ACTION ITEM: Lift out each line of the data that holds "warehouse".

[Entries taken from a collection]
..........

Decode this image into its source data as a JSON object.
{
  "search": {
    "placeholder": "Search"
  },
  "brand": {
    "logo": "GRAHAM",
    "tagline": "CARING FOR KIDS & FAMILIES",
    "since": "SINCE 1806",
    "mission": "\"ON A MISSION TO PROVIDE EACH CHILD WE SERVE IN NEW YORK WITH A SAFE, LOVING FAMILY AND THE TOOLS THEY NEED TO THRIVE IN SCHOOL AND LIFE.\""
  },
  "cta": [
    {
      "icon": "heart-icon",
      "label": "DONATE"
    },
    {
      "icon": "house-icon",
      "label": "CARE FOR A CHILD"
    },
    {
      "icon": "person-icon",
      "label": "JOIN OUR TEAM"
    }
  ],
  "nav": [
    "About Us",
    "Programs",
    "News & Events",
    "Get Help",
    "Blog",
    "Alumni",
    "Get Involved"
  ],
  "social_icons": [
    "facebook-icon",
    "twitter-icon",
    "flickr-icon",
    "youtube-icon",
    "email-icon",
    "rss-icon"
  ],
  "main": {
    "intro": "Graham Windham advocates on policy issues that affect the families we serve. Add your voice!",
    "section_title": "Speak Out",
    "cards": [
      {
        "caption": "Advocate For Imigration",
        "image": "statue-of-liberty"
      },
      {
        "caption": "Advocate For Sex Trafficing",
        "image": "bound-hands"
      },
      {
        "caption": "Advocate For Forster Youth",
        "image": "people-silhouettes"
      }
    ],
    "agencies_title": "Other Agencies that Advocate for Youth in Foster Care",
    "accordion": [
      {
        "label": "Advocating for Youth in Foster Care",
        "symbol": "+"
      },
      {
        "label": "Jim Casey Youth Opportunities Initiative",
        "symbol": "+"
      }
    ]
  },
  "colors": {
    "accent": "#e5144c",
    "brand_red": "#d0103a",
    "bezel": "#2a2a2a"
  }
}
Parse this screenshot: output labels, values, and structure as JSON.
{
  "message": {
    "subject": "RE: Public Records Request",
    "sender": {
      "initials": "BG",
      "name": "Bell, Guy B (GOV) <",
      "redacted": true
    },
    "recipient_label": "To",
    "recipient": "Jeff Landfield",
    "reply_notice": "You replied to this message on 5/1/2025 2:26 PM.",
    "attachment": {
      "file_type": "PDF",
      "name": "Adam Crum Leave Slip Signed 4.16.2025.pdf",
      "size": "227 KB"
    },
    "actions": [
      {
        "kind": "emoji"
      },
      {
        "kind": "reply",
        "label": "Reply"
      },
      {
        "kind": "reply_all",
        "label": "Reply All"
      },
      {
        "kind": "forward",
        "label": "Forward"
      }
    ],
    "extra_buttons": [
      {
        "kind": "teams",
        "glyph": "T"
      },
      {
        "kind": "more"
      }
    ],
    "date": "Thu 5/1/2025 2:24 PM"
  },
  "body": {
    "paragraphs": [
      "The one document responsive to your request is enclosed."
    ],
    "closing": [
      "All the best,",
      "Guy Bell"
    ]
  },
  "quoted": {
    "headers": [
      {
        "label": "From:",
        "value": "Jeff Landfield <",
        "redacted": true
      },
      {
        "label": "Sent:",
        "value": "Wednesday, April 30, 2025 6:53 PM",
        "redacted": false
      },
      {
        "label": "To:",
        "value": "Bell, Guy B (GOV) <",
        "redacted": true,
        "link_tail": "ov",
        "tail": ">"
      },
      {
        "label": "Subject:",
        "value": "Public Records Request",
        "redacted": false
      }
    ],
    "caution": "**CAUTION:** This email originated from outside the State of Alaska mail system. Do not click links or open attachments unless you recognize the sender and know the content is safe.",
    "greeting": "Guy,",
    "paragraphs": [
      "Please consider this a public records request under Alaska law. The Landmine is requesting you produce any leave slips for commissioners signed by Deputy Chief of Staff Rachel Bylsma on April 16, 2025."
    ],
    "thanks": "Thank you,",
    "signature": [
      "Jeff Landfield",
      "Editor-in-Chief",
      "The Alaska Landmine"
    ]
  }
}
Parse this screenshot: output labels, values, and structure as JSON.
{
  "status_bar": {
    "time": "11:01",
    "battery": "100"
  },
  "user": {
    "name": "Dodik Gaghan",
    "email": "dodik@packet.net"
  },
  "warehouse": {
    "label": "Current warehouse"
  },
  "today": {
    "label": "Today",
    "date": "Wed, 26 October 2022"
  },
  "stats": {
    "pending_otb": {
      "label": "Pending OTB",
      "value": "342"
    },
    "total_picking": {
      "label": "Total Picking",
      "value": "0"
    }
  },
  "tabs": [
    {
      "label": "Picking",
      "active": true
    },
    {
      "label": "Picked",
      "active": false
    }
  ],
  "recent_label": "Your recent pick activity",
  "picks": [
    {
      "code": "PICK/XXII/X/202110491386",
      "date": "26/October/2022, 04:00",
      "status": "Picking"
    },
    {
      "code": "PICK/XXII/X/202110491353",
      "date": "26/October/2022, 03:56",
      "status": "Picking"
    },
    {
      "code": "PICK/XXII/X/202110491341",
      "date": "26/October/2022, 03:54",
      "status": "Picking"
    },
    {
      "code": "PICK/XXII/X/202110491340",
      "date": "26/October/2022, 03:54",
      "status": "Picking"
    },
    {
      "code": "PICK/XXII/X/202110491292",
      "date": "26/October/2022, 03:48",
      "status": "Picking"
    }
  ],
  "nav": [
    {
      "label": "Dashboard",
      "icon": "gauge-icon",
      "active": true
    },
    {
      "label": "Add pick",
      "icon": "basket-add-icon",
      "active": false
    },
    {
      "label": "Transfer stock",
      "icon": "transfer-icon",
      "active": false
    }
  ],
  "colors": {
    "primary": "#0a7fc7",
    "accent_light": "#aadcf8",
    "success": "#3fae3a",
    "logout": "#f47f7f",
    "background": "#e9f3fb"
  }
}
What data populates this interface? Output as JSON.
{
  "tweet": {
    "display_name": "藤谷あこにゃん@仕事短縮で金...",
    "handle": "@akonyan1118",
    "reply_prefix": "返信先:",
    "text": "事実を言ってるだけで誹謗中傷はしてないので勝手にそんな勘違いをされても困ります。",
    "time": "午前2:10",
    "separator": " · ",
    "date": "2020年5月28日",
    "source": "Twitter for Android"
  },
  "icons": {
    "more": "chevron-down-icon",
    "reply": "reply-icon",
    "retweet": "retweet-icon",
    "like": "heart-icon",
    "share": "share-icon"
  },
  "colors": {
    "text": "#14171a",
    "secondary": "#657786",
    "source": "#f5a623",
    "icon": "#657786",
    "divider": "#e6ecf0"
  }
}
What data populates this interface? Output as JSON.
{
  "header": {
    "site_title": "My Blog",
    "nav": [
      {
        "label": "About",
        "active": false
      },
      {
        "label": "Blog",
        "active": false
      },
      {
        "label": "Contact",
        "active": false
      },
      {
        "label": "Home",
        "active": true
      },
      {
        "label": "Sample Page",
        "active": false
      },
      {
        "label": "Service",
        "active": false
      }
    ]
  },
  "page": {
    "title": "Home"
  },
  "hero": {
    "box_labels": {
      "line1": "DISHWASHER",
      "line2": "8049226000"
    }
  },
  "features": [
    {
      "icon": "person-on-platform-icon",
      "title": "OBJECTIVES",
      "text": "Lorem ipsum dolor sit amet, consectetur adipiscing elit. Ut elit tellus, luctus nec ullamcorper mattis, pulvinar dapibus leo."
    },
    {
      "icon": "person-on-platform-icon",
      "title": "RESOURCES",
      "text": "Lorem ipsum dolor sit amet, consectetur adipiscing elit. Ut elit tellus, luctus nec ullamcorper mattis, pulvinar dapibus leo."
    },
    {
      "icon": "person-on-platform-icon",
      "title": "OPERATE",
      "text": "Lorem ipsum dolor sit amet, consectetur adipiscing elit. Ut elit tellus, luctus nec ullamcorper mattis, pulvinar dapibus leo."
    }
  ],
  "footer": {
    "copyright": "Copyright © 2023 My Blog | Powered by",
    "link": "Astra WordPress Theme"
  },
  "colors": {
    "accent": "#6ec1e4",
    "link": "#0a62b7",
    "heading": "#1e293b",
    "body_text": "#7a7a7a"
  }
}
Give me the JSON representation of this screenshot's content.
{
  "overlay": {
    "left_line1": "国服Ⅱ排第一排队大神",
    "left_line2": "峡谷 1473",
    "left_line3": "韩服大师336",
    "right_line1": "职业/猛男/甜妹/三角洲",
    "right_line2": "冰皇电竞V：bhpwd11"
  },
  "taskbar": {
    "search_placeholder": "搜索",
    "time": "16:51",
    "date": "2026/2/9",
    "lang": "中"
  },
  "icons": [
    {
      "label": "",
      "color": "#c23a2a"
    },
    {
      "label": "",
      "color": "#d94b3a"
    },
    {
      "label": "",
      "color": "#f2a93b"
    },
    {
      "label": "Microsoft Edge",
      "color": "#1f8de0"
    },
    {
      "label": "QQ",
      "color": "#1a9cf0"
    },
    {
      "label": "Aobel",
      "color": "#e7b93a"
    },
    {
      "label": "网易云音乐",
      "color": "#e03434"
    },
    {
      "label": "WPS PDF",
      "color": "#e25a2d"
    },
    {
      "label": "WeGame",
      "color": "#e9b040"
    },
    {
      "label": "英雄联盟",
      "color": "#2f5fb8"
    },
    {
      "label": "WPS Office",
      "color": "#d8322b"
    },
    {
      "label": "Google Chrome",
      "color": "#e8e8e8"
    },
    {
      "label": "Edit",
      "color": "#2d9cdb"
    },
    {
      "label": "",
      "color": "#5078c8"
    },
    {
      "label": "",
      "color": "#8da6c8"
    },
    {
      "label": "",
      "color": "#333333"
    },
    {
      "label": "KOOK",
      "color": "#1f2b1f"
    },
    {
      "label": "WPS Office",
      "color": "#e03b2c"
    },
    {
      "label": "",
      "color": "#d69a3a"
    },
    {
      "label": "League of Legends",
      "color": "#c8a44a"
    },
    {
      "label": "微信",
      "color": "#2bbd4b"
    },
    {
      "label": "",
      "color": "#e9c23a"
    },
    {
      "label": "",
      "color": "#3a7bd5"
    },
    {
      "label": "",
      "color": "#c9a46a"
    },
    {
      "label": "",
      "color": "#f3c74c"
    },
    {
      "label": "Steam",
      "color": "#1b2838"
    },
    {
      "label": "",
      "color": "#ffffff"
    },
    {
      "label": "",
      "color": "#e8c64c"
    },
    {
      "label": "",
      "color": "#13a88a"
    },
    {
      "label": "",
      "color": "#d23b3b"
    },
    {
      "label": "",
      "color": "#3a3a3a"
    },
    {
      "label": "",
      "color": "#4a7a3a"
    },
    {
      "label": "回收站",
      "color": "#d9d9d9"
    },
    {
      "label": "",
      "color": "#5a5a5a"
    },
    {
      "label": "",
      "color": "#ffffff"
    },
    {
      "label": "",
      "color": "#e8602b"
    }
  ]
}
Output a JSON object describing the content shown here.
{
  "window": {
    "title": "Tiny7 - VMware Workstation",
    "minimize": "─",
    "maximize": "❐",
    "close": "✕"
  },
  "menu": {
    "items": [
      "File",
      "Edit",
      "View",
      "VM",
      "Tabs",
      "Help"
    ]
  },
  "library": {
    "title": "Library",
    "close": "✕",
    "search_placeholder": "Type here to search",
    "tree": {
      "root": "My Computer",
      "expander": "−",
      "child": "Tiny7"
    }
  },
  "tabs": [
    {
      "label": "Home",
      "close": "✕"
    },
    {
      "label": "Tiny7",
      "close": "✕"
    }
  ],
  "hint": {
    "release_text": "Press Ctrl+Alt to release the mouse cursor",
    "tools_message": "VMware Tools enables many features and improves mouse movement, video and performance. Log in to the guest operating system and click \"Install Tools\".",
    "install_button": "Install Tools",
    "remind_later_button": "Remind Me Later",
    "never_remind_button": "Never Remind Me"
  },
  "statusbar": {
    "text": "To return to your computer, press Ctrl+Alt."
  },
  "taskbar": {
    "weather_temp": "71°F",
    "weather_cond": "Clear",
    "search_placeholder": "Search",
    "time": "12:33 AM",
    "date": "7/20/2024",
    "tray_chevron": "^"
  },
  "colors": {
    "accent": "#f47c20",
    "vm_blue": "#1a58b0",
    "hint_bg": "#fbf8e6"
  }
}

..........

WRITTEN ANSWER:
  "warehouse": {
    "label": "Current warehouse"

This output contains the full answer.